Segev recounts the story of Franz Stangl, a Linz policeman who became the Treblinka commandant. An apolitical young man gradually became a committed Nazi who did not see the concentration camp inmates as persons. The pivotal moment came when he accepted a position within the Nazi euthanasia program. It was the first acceptance that “some” lives have no value. It makes me profoundly uncomfortable that our society is drifting toward assisted suicide.
The finding of Stangl in Brazil is classic Wiesenthal. There is no doubt Wiesenthal found him but there are multiple conflicting versions on how he was discovered.
Wiesenthal wrote a bestseller The Sunflower about a fictional wartime meeting between himself and a young dying SS officer who sought forgiveness from Wieshenthal, as a Jew representing all Jews, for taking part in the brutal slaughter of Jews. Wiesenthal said he could not forgive a wrong that was not done to him. At Wiesenthal’s request many prominent people from around the world wrote to him on what they would have done. Most agreed with Wiesenthal. I think he could and should have forgiven if he felt the confession was genuine.
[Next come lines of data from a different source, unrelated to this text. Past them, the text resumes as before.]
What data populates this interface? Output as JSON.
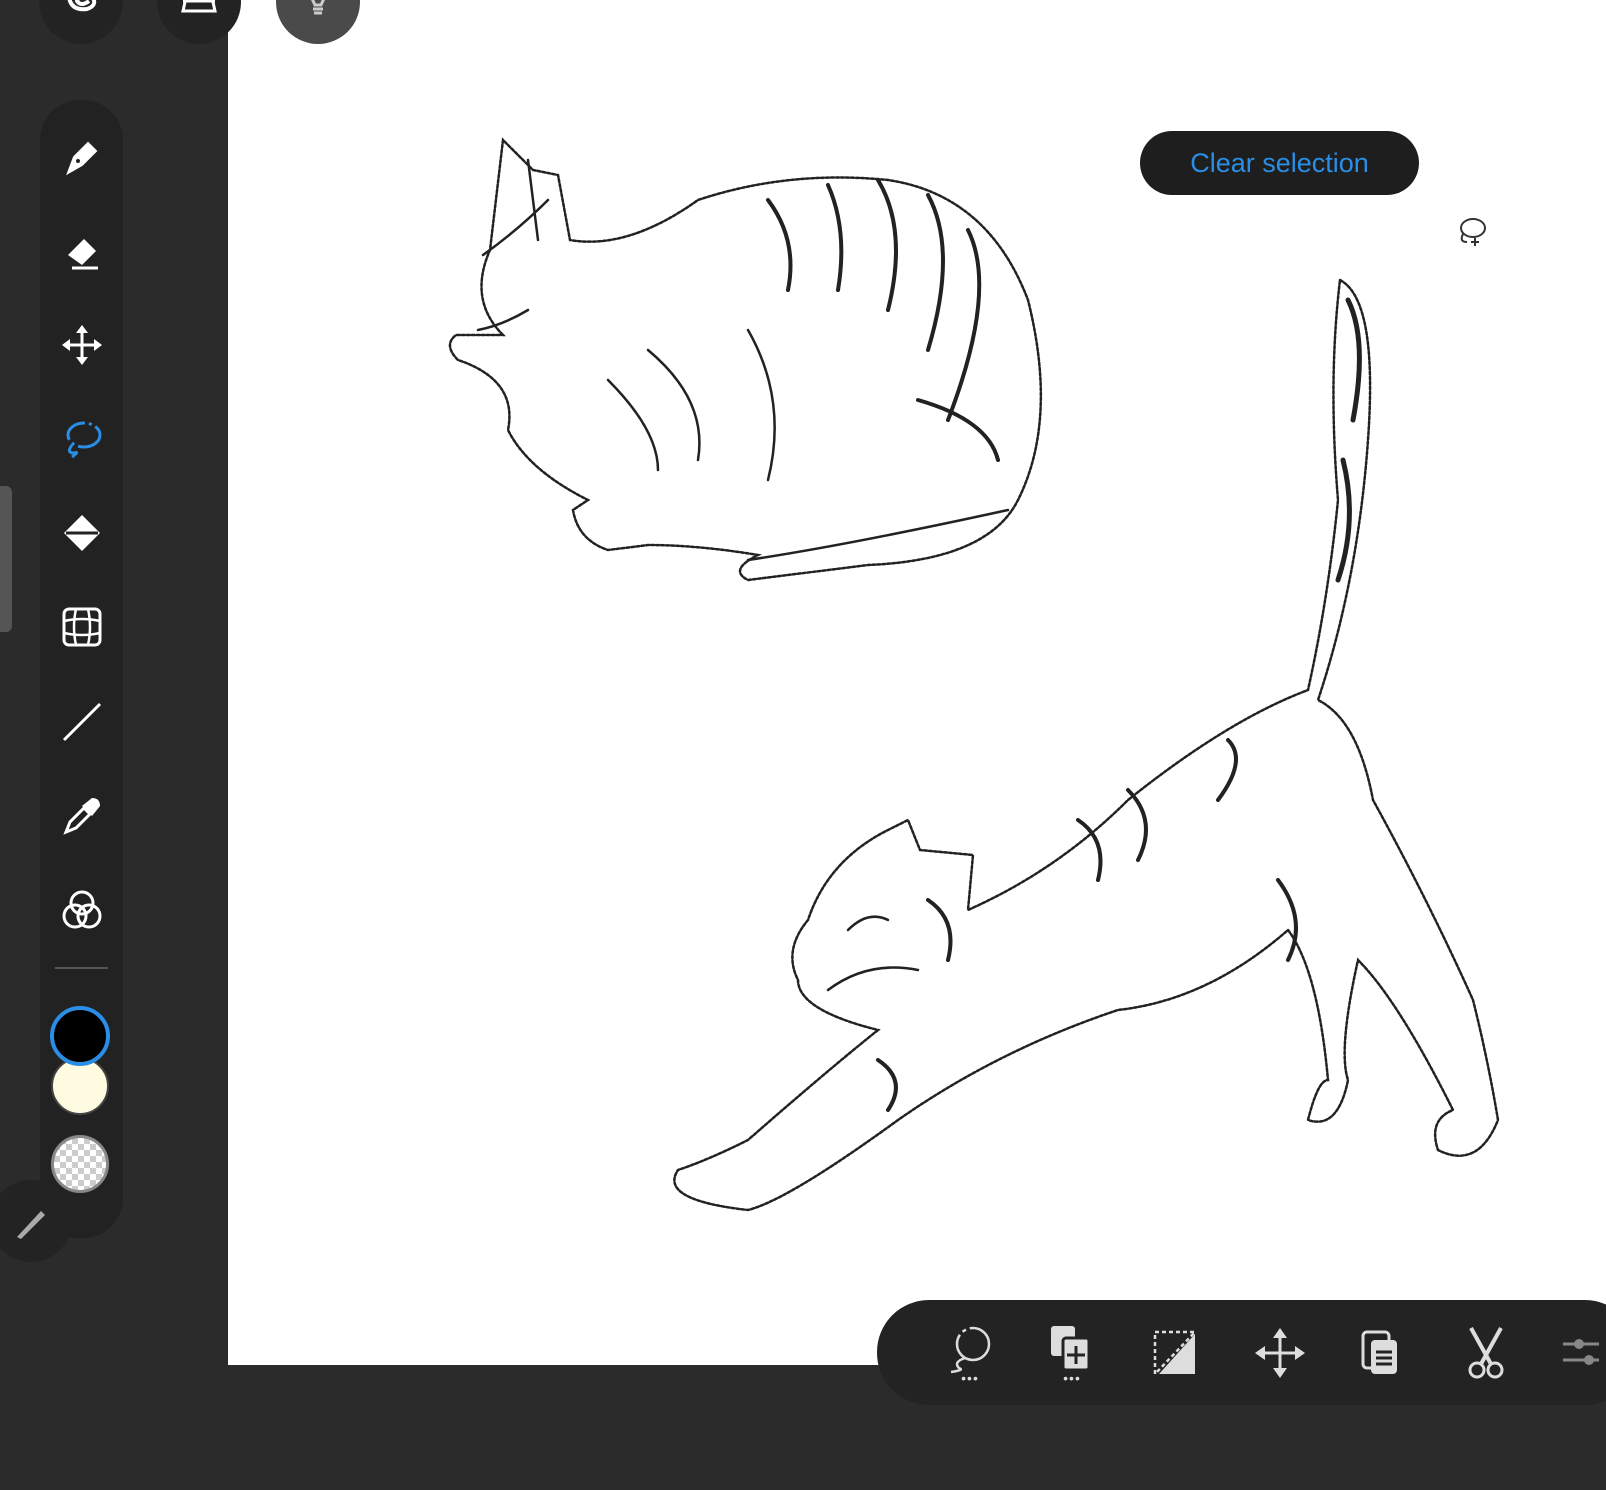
{
  "top_buttons": [
    {
      "icon": "spiral-icon"
    },
    {
      "icon": "gallery-icon"
    },
    {
      "icon": "lightbulb-icon"
    }
  ],
  "tools": [
    {
      "name": "pencil-tool",
      "icon": "pen-icon"
    },
    {
      "name": "eraser-tool",
      "icon": "eraser-icon"
    },
    {
      "name": "transform-tool",
      "icon": "move-icon"
    },
    {
      "name": "lasso-tool",
      "icon": "lasso-icon",
      "active": true
    },
    {
      "name": "fill-tool",
      "icon": "paint-bucket-icon"
    },
    {
      "name": "grid-tool",
      "icon": "perspective-grid-icon"
    },
    {
      "name": "line-tool",
      "icon": "line-icon"
    },
    {
      "name": "eyedropper-tool",
      "icon": "eyedropper-icon"
    },
    {
      "name": "blend-tool",
      "icon": "color-circles-icon"
    }
  ],
  "colors": {
    "primary": "#000000",
    "secondary": "#fffbe0",
    "accent": "#2a8ee6"
  },
  "selection": {
    "clear_label": "Clear selection"
  },
  "selection_actions": [
    {
      "icon": "lasso-options-icon",
      "has_more": true
    },
    {
      "icon": "duplicate-icon",
      "has_more": true
    },
    {
      "icon": "invert-selection-icon"
    },
    {
      "icon": "move-icon"
    },
    {
      "icon": "copy-icon"
    },
    {
      "icon": "cut-icon"
    },
    {
      "icon": "adjust-icon"
    }
  ]
}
He was asked, not personally but as the representative of the Jewish people. He represented 6 million clients when hunting Nazi war criminals. A Catholic priest forgives sins as the church’s representative of God. Judges every day dispense forgiveness on behalf of society with the sentences they impose on those who confess their crimes.
The conservative Wiesenthal had a brutal ongoing fight with the socialist Austrian chancellor, Bruno Kreisky, over Kreisky downplaying the hunt for Nazis and including them in his government. In a sad spectacle they battled in libel suits. Kreisky sought unsuccessfully to besmirch Wieshenthal’s reputation arguing he was a Gestapo collaborator. Despite searches by secret services, including Poland, the evidence clearly showed he was never a collaborator.
Wiesenthal specifically spoke up for other concentration camp victims – the Gypsies, Jehovah Witnesses and homosexuals. In particular, he sought redress for the Gypsies. He saw the Holocaust as a crime against humanity. His efforts to include non-Jewish victims produced major conflicts with those Jews who did not include non-Jewish people. However, he claimed the Nazis executed 5,000,000 non-Jews. It was a fictitious number. There is no reliable number.
His exaggerations were used against him late in his life by American Jews when he opposed their efforts to prove Kurt Waldheim a war criminal. Waldheim lied about his army career but was not a war criminal.
It was clearly unfair that he was not jointly awarded the Nobel Peace Prize with Elie Wiesel. For perhaps the only time in his life he did not resort to self-promotion. As well the methods used in his lifetime pursuit of Nazi criminals and his views of the Holocaust had upset important people around the world.
Wiesenthal never fit within an institution. His Vienna Centre was always a one man controlled operation. When the Wiesenthal Center was opened in Los Angeles he gained income and glory but became disenchanted when it did not follow his dictates. It is impossible to see him managing and leading a large organization. Working for someone or sharing responsibility did not suit his personality.
In the end, he was a vivid example of the power of one. Without his 60 year pursuit of Nazi war criminals hundreds, if not thousands, would not have been brought to justice. I was reminded of the German lawyer, Hans Litten, who bravely sought to have Nazi criminals held accountable during their rise to power. Each man never wavered seeking justice through courts rather than bullets. (It was shocking, that despite Wiesenthal and other Nazi hunters less than 10% of the identified war criminals were actually convicted.)
It is a fine biography. There are an abundance of excellent stories illustrating Wiesenthal’s life. Excellent. (Jan. 8/11)